Blazars, like all AGNs, are thought to be ultimately powered by material falling onto a supermassive black hole at the center of the host galaxy. Gas, dust and the occasional star are captured and spiral into this central black hole creating a hot accretion disk which generates enormous amounts of energy in the form of photons, electrons, positrons and other elementary particles. This region is relatively small, approximately 10−3 parsecs in size.
There is also a larger opaque toroid extending several parsecs from the central black hole, containing a hot gas with embedded regions of higher density. These "clouds" can absorb and then re-emit energy from regions closer to the black hole. On Earth the clouds are detected as emission lines in the blazar spectrum.
Perpendicular to the accretion disk, a pair of relativistic jets carries a highly energetic plasma away from the AGN. The jet is collimated by a combination of intense magnetic fields and powerful winds from the accretion disk and toroid. Inside the jet, high energy photons and particles interact with each other and the strong magnetic field. These relativistic jets can extend as far as many tens of kiloparsecs from the central black hole.

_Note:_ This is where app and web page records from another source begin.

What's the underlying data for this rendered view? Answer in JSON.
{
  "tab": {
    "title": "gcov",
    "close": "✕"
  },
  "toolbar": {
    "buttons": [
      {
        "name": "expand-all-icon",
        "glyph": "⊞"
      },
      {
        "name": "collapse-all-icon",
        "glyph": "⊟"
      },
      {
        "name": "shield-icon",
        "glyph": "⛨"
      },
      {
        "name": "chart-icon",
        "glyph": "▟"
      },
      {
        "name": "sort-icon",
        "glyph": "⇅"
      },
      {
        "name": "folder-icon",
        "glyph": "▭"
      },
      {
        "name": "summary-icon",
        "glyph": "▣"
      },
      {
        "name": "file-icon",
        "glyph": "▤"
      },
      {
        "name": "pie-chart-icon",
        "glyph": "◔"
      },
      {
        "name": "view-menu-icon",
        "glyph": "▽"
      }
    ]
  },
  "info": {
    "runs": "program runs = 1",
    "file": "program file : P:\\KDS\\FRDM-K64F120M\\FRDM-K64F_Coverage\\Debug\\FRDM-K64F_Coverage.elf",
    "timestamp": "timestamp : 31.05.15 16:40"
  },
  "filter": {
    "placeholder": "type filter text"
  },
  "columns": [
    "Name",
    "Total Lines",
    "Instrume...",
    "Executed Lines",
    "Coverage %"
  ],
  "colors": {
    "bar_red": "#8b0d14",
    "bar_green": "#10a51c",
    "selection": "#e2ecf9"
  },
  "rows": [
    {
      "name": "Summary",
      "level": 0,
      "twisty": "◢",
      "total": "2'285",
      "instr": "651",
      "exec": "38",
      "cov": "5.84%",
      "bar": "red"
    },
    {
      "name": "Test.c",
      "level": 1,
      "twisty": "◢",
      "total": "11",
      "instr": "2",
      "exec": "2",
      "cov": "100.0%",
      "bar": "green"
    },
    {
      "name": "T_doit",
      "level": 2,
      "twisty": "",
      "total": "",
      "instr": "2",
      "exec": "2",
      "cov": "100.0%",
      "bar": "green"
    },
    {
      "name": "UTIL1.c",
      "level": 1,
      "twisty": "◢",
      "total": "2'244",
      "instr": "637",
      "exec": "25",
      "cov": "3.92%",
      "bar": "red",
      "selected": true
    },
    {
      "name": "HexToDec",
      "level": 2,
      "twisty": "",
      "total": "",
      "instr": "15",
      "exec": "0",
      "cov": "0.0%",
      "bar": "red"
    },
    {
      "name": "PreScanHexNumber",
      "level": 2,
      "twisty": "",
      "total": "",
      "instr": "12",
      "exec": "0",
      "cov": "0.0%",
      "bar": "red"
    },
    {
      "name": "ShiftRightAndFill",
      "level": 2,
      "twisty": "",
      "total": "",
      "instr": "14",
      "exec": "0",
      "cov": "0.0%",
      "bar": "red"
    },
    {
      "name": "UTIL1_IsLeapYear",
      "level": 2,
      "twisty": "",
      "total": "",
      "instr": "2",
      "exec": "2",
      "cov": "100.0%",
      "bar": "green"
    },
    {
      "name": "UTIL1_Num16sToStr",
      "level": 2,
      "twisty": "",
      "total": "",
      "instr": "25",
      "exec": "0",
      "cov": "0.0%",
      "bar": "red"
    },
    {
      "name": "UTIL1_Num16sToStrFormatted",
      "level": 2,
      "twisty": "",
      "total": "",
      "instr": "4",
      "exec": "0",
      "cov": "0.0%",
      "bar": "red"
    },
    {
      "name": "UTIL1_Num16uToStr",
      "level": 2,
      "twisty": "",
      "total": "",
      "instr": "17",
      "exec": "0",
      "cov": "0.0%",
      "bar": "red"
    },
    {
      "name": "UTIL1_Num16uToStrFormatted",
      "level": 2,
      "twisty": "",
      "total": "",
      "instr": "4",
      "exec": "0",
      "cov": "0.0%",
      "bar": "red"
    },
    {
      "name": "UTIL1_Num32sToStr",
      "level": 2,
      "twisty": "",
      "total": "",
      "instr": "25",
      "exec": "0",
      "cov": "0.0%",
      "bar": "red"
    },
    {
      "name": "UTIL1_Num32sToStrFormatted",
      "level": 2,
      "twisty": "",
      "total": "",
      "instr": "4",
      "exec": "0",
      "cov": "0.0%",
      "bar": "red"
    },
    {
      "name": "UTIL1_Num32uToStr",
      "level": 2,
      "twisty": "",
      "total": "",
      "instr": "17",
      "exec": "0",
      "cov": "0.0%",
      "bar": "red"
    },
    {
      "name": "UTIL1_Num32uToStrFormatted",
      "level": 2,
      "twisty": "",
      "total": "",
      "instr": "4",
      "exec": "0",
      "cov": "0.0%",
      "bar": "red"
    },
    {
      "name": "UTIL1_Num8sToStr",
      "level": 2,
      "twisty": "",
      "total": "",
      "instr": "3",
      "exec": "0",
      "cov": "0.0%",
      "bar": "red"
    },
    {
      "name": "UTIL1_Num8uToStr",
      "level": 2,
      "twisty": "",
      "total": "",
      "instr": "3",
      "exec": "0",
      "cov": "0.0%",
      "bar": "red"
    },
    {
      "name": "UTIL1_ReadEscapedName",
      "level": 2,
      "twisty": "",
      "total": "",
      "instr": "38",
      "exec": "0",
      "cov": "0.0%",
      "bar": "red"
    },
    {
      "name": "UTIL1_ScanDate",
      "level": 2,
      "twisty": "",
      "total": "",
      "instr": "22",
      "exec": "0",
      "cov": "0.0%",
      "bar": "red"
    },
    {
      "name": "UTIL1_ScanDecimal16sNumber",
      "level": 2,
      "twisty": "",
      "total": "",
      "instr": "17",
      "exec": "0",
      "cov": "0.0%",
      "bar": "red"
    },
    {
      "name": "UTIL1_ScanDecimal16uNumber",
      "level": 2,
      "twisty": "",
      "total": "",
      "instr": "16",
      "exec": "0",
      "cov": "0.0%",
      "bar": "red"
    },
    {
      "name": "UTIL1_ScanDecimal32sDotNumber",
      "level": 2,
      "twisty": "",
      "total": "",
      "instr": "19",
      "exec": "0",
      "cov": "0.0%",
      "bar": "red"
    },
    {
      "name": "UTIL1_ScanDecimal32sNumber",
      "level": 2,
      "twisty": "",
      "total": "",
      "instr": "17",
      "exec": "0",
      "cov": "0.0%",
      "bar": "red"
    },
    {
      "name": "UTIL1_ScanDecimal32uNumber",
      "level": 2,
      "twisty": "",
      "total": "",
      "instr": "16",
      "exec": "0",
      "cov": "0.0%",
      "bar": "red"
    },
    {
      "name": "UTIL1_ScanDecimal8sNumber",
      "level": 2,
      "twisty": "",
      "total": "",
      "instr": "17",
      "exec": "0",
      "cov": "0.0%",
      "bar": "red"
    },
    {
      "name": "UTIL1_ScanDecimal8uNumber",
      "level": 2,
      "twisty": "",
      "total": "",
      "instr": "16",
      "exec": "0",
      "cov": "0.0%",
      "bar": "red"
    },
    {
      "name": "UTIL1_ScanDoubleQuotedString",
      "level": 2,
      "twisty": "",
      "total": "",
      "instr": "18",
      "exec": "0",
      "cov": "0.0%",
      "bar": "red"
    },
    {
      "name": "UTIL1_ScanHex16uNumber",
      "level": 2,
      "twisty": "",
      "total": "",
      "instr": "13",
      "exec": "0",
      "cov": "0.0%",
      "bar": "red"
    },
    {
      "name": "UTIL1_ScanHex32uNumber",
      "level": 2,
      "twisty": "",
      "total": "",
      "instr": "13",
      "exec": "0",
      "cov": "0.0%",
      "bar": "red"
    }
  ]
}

All of these regions can produce a variety of observed energy, mostly in the form of a nonthermal spectrum ranging from very low-frequency radio to extremely energetic gamma rays, with a high polarization (typically a few percent) at some frequencies. The nonthermal spectrum consists of synchrotron radiation in the radio to X-ray range, and inverse Compton emission in the X-ray to gamma-ray region. A thermal spectrum peaking in the ultraviolet region and faint optical emission lines are also present in OVV quasars, but faint or non-existent in BL Lac objects.